START Working data

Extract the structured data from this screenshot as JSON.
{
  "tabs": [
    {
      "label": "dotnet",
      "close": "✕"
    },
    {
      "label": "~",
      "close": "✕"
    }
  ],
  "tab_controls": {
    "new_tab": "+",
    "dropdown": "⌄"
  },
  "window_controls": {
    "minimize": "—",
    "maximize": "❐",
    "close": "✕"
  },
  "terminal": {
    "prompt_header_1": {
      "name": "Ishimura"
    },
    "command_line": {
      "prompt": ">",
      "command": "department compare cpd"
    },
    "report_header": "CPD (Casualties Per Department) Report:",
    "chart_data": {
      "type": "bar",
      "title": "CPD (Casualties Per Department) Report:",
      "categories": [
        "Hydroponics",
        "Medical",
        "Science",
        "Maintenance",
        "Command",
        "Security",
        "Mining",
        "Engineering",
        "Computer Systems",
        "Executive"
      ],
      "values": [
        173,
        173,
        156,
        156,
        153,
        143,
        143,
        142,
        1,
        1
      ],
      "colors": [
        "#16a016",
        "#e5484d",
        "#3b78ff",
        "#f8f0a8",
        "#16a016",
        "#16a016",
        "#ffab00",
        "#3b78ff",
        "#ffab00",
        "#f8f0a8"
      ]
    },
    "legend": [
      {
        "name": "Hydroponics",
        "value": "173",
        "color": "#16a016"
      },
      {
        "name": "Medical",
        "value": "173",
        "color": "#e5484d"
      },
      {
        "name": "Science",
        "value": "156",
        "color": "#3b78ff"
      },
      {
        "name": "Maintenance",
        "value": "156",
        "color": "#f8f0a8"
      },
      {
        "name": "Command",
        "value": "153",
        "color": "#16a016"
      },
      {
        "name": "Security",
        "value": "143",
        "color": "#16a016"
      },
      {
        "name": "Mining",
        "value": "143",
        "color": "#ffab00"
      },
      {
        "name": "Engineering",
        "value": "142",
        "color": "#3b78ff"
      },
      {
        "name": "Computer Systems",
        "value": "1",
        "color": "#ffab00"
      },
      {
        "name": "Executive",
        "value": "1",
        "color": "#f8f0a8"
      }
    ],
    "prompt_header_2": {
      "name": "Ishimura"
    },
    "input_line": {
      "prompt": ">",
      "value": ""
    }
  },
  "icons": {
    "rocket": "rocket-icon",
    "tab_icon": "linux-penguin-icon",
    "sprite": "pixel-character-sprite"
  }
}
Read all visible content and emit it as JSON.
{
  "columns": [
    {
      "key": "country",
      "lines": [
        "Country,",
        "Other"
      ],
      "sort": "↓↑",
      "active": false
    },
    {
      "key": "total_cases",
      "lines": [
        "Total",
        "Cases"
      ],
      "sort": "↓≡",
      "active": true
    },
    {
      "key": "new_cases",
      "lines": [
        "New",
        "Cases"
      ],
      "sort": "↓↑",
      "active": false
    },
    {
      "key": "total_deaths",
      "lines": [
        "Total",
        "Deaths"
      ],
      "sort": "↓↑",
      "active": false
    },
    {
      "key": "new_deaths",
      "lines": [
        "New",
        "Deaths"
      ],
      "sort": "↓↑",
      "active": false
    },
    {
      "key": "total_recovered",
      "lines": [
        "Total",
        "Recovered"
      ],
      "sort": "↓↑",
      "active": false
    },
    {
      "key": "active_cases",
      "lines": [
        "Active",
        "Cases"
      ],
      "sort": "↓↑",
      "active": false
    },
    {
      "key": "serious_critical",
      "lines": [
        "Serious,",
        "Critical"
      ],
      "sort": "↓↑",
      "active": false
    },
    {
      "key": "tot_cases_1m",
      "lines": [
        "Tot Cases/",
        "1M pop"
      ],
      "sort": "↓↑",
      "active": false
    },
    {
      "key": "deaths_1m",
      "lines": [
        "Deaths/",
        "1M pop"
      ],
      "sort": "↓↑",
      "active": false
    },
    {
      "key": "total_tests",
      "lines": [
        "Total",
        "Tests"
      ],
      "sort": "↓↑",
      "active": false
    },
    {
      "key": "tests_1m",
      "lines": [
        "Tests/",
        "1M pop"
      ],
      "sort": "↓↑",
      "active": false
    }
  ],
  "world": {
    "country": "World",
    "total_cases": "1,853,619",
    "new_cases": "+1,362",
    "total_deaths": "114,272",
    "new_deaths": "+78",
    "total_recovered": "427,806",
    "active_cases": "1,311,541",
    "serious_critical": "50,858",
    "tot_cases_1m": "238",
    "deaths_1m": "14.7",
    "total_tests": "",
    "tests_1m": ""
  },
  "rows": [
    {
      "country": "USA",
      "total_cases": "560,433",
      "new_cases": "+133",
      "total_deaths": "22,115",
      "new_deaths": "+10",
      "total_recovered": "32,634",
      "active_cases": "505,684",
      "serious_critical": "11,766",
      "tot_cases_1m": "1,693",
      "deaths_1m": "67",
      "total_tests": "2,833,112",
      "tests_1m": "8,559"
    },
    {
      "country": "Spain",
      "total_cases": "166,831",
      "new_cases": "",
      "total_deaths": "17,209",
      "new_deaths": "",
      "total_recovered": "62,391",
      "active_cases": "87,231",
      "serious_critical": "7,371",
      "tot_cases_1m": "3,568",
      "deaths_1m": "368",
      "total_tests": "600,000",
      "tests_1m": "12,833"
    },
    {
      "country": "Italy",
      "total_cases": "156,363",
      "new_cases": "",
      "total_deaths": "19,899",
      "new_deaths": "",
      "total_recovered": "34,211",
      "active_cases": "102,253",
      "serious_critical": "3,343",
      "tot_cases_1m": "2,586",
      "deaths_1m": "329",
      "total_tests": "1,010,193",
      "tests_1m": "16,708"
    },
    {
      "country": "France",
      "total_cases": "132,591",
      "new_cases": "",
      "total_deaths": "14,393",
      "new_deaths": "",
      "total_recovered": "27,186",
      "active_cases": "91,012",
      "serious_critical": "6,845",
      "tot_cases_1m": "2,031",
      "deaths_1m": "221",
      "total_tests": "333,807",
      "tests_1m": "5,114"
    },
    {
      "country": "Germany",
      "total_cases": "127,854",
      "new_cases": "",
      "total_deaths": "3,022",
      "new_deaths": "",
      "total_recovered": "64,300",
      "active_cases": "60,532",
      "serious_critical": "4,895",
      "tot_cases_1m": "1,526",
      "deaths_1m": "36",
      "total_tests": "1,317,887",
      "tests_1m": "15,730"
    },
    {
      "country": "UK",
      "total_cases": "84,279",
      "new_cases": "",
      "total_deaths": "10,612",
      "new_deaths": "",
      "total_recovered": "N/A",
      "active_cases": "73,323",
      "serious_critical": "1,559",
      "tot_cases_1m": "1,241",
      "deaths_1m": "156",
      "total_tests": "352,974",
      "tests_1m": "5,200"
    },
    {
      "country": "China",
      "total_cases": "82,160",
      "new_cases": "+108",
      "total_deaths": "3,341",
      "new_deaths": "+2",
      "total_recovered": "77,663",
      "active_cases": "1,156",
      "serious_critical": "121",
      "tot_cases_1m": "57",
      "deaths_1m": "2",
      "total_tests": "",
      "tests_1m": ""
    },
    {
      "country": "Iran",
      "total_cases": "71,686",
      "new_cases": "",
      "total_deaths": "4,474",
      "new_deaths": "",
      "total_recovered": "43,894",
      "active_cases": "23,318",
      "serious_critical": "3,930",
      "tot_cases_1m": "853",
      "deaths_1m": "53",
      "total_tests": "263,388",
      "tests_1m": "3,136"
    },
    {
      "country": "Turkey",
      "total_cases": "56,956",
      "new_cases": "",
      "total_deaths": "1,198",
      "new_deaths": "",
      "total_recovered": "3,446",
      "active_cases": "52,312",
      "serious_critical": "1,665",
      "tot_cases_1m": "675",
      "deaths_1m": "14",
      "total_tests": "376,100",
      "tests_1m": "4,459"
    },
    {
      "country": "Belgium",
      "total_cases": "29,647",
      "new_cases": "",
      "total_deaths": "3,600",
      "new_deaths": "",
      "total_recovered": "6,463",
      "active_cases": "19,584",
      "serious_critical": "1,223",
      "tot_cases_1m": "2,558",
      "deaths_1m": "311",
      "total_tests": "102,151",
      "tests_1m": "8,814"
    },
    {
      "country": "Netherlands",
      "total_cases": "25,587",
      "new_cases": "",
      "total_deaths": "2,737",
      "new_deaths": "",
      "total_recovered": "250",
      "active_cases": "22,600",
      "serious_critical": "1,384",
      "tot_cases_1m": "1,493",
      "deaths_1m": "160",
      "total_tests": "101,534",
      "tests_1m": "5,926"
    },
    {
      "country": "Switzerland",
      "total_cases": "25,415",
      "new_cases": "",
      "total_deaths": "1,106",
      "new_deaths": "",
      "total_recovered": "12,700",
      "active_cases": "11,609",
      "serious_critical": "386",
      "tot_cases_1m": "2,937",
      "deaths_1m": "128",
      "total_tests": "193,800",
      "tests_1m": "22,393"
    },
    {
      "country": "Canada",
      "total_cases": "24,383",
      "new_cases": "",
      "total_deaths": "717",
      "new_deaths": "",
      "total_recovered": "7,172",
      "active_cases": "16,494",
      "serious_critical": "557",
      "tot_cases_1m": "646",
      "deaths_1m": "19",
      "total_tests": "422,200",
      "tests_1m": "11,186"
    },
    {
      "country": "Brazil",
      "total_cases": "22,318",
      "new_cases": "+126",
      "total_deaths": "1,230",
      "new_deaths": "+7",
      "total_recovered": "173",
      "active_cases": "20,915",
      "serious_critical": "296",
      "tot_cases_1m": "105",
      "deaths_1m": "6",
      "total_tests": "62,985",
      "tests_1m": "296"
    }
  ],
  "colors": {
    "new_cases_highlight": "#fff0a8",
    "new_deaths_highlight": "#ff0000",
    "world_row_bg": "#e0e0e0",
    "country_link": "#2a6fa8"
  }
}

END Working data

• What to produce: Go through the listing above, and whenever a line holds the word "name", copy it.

• Output below:
      "name": "Ishimura"
        "name": "Hydroponics",
        "name": "Medical",
        "name": "Science",
        "name": "Maintenance",
        "name": "Command",
        "name": "Security",
        "name": "Mining",
        "name": "Engineering",
        "name": "Computer Systems",
        "name": "Executive",
      "name": "Ishimura"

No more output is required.